should remain possessor of the 'Grëal', and only change his name into that of Prester John (Prestre, or Prêtre, Jehan, or John). Parsival and the Templars settle in India. After the disappearance of the Grëal in the West, King Arthur and the Knights of the Round Table, losing the 'central object', or the 'Rose' (Rosicrucianism) of the Table, go on a scattered (Knight-Errant or romantic) championship in search of it. They travel over the world--but in vain. They cannot find the 'Grëal'. For it is for ever hidden in the far 'East', or in the land of the 'Sun'. Wolfram von Eschenbach tells us that Meister Guyot-le-Provençal found at Toledo an Arabian book, written by an astrologer named Flegetanis, containing the story of the marvellous vase called 'Grëal'.
The sacred vase, or the San Grëal, was placed, according to the myth of Guyot, in a Temple (or Chapel), guarded by Knights Templeis or Temiplois (Knights Templars). The Temple of the Grëal was placed upon a mountain in the midst of a thick wood. The name of this mysterious mountain (like the Mount Meru of the Hindoos and Olympus of the Greeks) hints sublimity and secrecy. Guyot calls it Mont Salvagge, wild or inaccessible mountain (or 'Holy Way'). The Grëal was made of a wonderful 'Stone' called Exillis, which had once been the most brilliant jewel in the 'Crown of the Archangel Lucifer'--the gem was emerald (green; Friday; the unlucky in one sense, the 'sacred' woman's day in another sense). This famous legendary stone was struck out of the crown or helmeted double-rayed or double-springing 'winged' crown--mythically--of the Prince of the Archangels ('Lucifer'), in his conflict with the opposing 'general of the skies'--Saint Michael, the 'Champion of Heaven'; and the combative guardian of innocence and of 'virginity' (mark).
[paragraph continues] This immortal 'Stone'--the Grëal--fell into the 'Abyss'. It was mythologically recovered.

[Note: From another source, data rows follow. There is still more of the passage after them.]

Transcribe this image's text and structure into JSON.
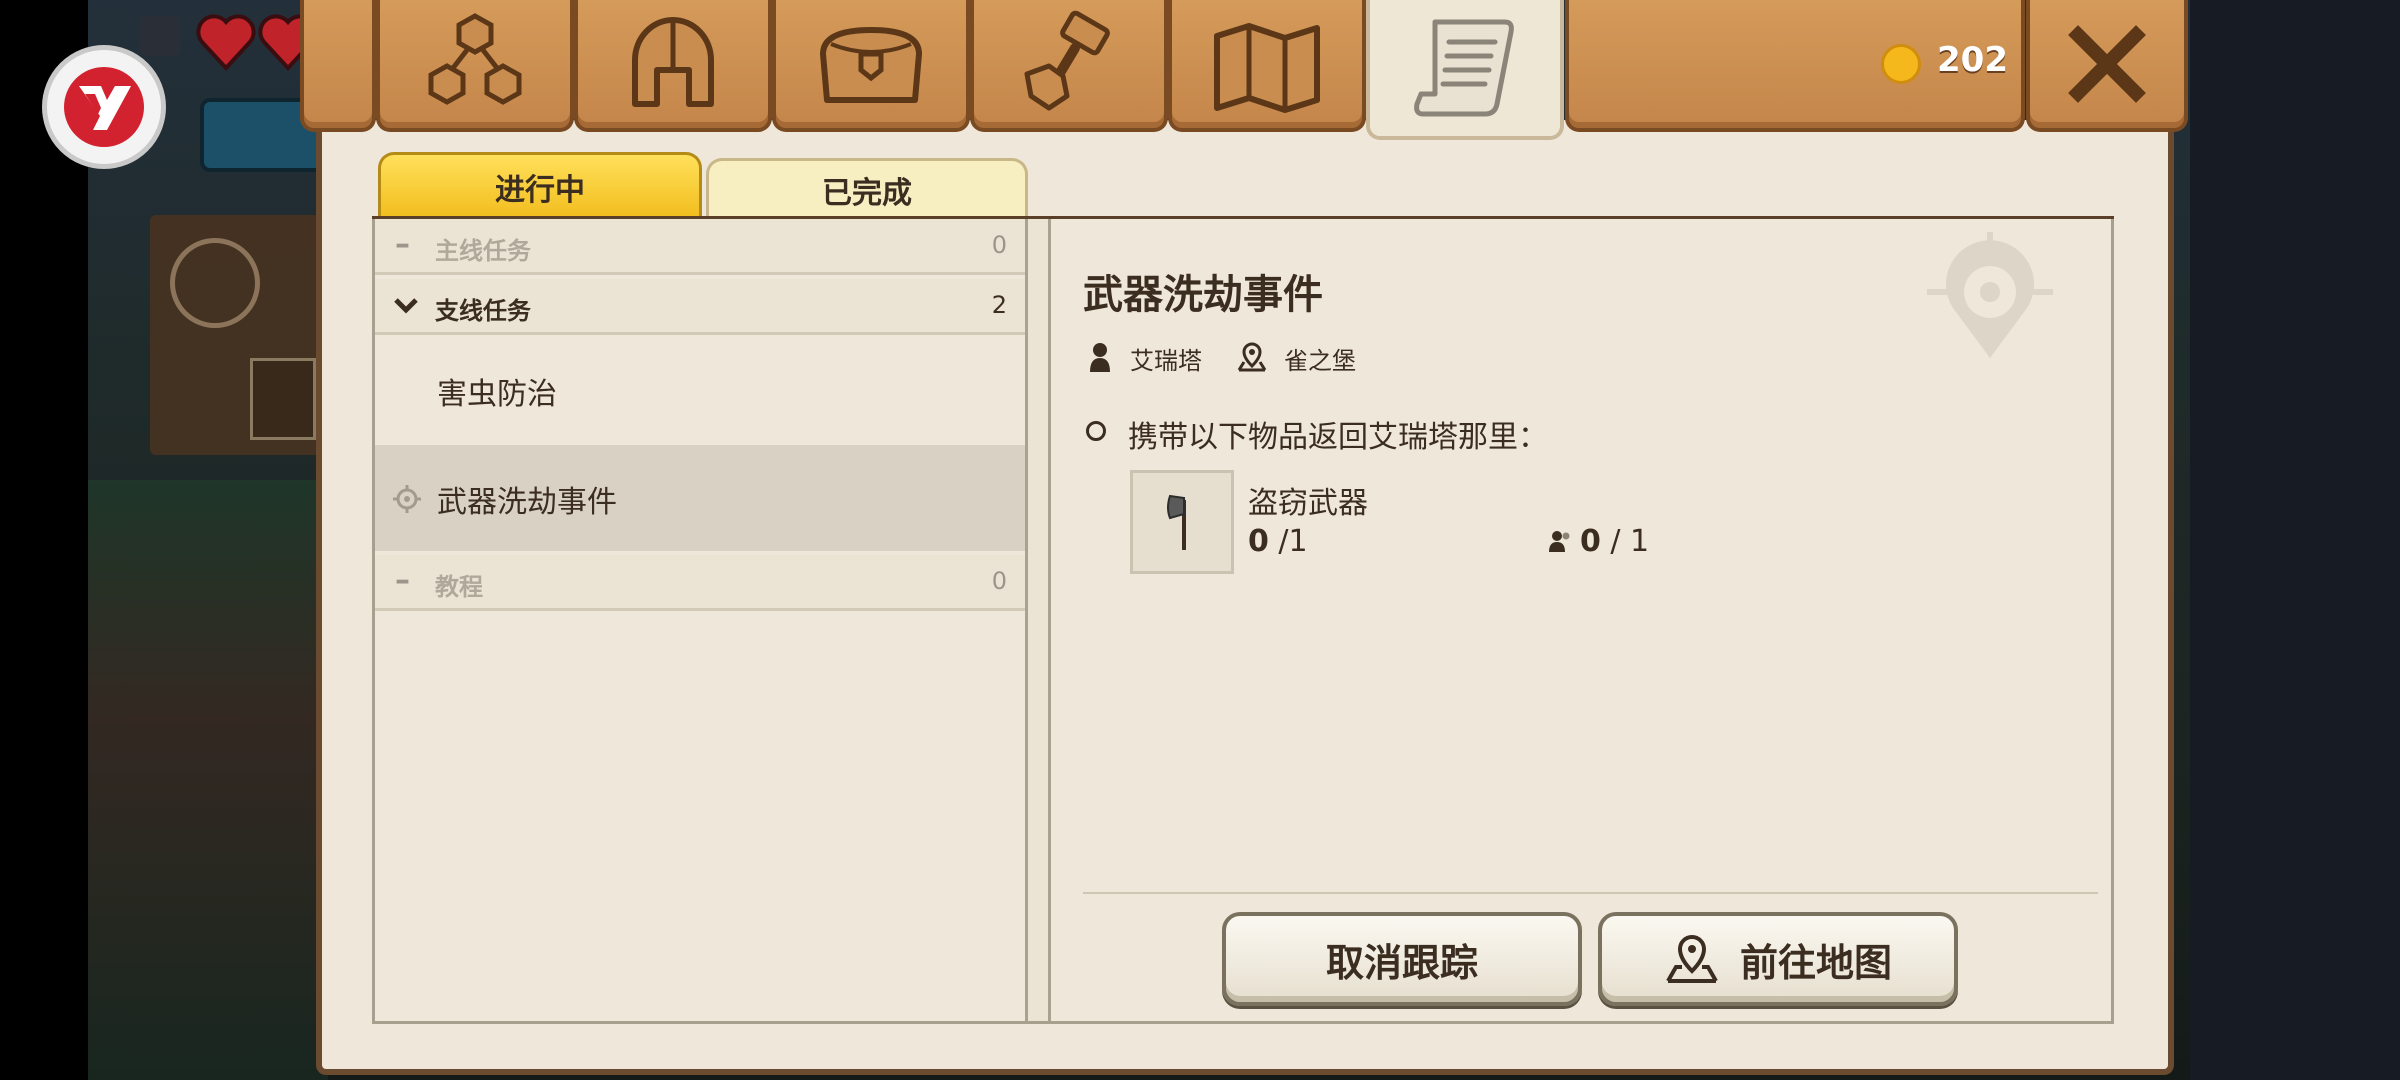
{
  "top_bar": {
    "tabs": [
      {
        "name": "skills-tab",
        "icon": "hexagon-tree-icon"
      },
      {
        "name": "equipment-tab",
        "icon": "helmet-icon"
      },
      {
        "name": "inventory-tab",
        "icon": "chest-icon"
      },
      {
        "name": "crafting-tab",
        "icon": "hammer-icon"
      },
      {
        "name": "map-tab",
        "icon": "map-icon"
      },
      {
        "name": "quests-tab",
        "icon": "scroll-icon",
        "active": true
      }
    ],
    "coins": "202",
    "close_icon": "close-icon"
  },
  "quest_tabs": {
    "in_progress": "进行中",
    "completed": "已完成"
  },
  "quest_list": {
    "main_category": {
      "label": "主线任务",
      "count": "0"
    },
    "side_category": {
      "label": "支线任务",
      "count": "2"
    },
    "side_quests": [
      "害虫防治",
      "武器洗劫事件"
    ],
    "tutorial_category": {
      "label": "教程",
      "count": "0"
    }
  },
  "detail": {
    "title": "武器洗劫事件",
    "npc": "艾瑞塔",
    "location": "雀之堡",
    "objective": "携带以下物品返回艾瑞塔那里：",
    "item_name": "盗窃武器",
    "item_have": "0",
    "item_need": " /1",
    "party_have": "0",
    "party_need": " / 1"
  },
  "buttons": {
    "cancel_tracking": "取消跟踪",
    "go_to_map": "前往地图"
  },
  "colors": {
    "wood": "#c98d50",
    "parchment": "#efe8da",
    "tab_active": "#f2bd1e",
    "text": "#3b2d20"
  }
}
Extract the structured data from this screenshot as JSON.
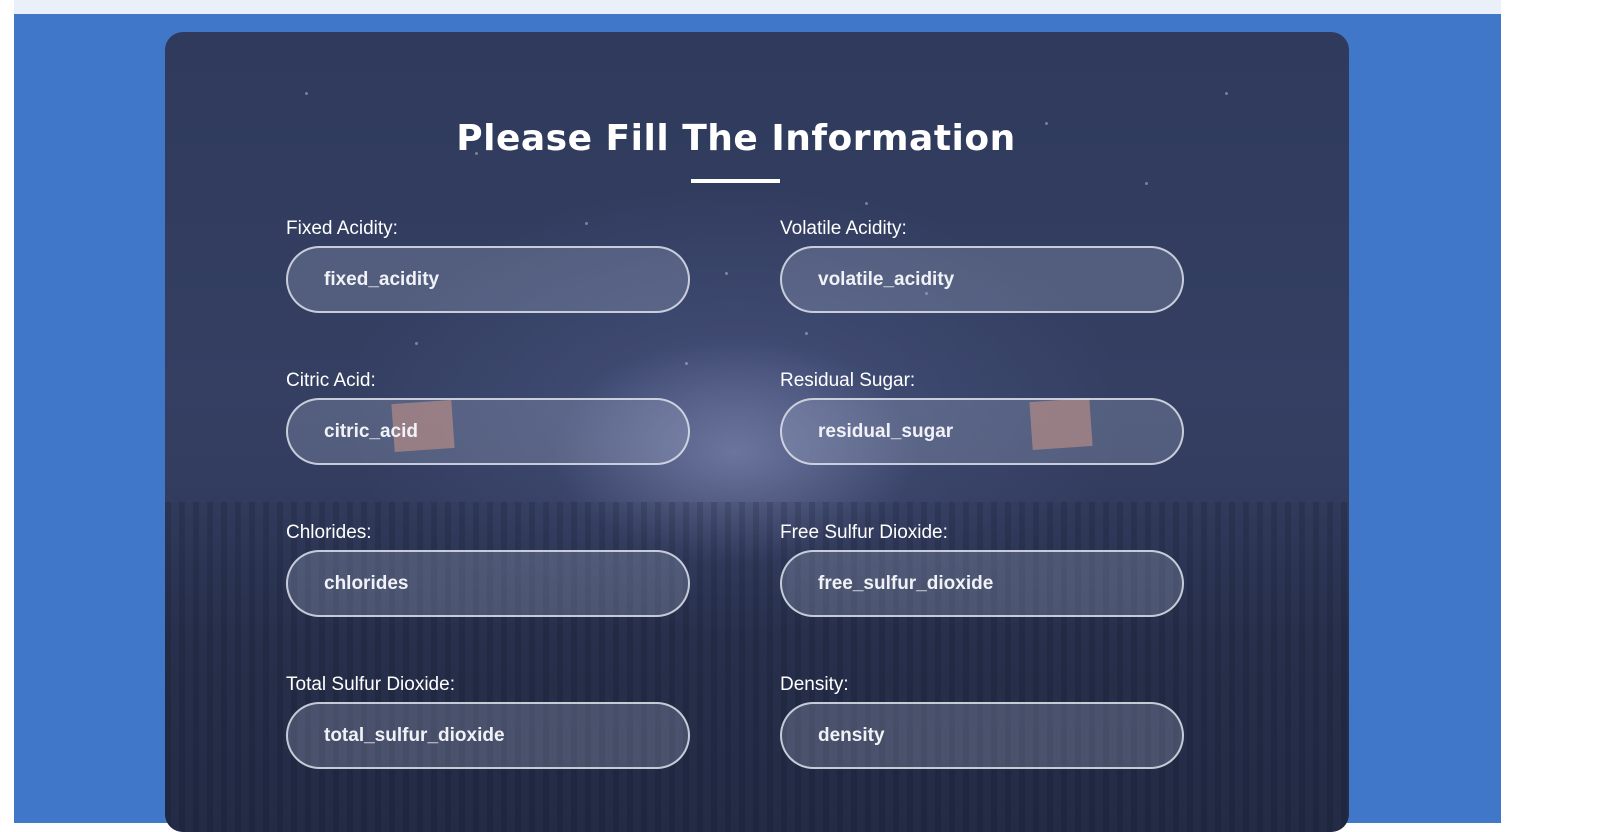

The 'Stone' was brought from heaven (rescue) by Angels, and left to the care of Titurel, the First King of the Grëal, who transmitted it to Amfortas, the Second King, whose sister 'Herze'-loïde was the mother of Parsival, the Third King of the San Grëal. (These are the Three Kings of Cologne, or the Three Magi or Astrologers.) A great many towns pretended to possess this holy relic. In 1247 the Patriarch of Jerusalem sent the San Grëal to King Henry the Third of England, as having belonged to Nicodemus (see the Gospel of Nicodemus) and Joseph of Arimathæa. The inhabitants of Constantinople, about the same time, also fancied that a vessel which they had long esteemed as a sacred relic was the San Grëal. The Genoese also felt certain that their canto catino (Catillo, v. a. (L.) 'to lick dishes'; Catinus, i. m. (L.) 'a dish') was nothing else than the San Grëal. The same (or similar) modifications of the myth are to be noticed in a romance, in prose, entitled Percival-le-Gallois. Not only is the Round Table considered in this book as an imitation of the 'Holy Supper', but the author goes so far as to give it the name of San Grëal itself. In the Romance of Merlin, written towards the end of the thirteenth century, it is said that the Round Table instituted by Joseph in imitation of the Holy Supper was called 'Graal' that Joseph induced Arthur's father to create a third Round Table in honour of the Holy Trinity.
The San Grëal: an Inquiry into the Origin and Signification of the Romances of the San Grëal. By Dr. F. G. Bergmann, Dean of the Faculty of Letters at Strasburg, and Member of the Royal Society of Antiquaries, Copenhagen. Edinburgh: Edmonston and Douglas, 1870. We quote the above in parts.